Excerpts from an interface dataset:
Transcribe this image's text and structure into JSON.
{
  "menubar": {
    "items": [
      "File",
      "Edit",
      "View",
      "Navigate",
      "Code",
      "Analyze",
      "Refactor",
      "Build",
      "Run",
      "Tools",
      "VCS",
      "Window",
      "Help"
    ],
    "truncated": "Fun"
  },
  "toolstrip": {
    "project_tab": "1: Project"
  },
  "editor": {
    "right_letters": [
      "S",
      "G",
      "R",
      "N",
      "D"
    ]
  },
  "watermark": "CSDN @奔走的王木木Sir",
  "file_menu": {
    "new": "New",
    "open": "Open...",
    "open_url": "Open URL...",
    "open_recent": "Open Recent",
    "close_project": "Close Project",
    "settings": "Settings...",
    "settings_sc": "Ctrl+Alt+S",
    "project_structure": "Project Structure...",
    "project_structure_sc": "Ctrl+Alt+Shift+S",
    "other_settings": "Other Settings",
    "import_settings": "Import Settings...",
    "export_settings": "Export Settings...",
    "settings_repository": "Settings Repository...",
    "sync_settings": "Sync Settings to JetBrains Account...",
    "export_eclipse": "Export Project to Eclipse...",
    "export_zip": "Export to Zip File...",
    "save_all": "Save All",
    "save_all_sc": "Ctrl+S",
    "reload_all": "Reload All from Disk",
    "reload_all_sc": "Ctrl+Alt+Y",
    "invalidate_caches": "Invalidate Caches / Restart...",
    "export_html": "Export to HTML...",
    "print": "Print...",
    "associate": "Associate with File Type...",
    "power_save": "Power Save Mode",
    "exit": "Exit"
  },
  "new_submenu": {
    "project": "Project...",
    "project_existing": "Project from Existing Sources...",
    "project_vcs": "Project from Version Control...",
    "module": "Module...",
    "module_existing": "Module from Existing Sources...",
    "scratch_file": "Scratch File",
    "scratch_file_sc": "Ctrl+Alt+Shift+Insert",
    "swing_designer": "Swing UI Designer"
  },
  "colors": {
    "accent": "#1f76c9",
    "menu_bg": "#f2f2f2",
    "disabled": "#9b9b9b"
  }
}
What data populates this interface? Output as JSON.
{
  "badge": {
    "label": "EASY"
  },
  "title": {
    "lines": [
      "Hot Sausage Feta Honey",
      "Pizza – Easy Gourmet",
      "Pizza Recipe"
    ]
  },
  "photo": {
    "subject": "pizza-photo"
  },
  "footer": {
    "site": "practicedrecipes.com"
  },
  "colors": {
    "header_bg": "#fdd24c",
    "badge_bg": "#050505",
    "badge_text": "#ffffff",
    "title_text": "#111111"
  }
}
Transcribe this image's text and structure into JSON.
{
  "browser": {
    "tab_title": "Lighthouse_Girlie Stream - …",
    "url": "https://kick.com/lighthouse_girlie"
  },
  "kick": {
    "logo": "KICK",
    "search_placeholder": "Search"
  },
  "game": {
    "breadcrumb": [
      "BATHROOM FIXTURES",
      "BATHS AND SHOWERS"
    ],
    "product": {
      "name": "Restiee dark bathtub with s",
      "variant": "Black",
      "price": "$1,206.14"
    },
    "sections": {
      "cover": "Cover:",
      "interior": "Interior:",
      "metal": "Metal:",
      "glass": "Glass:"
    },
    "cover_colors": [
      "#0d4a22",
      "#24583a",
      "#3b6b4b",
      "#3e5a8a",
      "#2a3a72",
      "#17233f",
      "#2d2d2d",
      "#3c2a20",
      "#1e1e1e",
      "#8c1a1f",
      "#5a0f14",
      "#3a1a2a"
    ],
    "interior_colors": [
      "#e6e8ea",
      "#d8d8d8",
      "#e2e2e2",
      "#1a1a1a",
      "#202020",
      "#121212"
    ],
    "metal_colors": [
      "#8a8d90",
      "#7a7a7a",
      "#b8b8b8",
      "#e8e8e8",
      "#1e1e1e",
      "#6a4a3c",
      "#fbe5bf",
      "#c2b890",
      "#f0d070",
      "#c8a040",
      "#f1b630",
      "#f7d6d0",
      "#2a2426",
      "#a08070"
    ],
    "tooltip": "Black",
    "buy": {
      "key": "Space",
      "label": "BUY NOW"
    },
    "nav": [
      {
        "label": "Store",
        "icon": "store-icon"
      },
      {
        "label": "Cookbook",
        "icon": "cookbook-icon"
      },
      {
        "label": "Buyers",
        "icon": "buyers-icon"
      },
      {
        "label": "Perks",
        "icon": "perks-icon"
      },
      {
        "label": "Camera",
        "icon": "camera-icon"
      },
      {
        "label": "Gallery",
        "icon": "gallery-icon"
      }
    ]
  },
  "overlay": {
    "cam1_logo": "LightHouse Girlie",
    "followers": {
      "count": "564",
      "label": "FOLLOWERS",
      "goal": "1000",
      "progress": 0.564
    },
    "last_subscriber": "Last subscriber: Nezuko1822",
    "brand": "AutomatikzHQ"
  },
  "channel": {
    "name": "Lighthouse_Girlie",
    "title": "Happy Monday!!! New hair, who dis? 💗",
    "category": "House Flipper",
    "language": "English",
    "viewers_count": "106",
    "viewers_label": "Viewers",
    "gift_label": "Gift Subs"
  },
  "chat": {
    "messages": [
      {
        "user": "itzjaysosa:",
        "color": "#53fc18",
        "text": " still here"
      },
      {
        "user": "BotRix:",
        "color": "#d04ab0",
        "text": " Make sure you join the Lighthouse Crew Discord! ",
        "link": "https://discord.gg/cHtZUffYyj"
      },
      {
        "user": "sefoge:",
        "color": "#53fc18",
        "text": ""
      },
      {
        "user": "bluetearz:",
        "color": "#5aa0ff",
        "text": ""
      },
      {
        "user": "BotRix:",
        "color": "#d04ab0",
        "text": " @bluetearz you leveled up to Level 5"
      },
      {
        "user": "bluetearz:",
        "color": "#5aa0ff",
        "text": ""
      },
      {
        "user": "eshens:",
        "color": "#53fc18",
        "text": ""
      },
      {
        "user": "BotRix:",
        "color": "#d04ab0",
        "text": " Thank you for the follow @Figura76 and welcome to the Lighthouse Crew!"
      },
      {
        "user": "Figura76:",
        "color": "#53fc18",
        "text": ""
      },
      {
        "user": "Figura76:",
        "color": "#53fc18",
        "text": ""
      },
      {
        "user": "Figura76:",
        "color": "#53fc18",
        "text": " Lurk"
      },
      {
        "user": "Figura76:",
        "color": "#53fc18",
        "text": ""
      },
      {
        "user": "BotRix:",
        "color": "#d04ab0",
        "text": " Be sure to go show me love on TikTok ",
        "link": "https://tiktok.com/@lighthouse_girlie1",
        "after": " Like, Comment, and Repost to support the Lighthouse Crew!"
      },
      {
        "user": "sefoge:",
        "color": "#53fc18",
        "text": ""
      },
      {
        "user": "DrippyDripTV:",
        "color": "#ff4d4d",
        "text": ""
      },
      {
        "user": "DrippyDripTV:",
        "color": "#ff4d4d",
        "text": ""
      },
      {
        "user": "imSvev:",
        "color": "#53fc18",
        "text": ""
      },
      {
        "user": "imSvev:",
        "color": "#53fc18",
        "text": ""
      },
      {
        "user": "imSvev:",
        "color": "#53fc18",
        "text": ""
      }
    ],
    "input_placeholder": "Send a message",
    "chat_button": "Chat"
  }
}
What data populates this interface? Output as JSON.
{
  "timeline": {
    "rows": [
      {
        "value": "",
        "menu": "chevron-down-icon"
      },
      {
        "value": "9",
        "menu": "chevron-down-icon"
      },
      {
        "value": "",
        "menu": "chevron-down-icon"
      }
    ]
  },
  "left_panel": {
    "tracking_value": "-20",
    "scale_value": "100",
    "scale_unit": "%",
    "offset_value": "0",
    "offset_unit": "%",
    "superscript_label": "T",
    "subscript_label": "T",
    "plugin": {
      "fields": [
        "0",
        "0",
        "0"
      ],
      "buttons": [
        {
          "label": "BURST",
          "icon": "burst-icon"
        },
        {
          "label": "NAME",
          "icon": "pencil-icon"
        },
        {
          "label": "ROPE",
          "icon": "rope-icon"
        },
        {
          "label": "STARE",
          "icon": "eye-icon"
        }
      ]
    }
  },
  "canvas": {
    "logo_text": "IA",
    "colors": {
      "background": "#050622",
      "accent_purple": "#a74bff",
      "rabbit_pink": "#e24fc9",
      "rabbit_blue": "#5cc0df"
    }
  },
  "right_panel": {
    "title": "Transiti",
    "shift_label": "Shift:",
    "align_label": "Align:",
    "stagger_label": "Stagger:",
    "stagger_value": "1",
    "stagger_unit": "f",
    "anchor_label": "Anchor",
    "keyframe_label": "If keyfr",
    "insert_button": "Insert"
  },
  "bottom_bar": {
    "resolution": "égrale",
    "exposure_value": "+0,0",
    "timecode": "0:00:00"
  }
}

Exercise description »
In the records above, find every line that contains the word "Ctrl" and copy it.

Result »
    "settings_sc": "Ctrl+Alt+S",
    "project_structure_sc": "Ctrl+Alt+Shift+S",
    "save_all_sc": "Ctrl+S",
    "reload_all_sc": "Ctrl+Alt+Y",
    "scratch_file_sc": "Ctrl+Alt+Shift+Insert",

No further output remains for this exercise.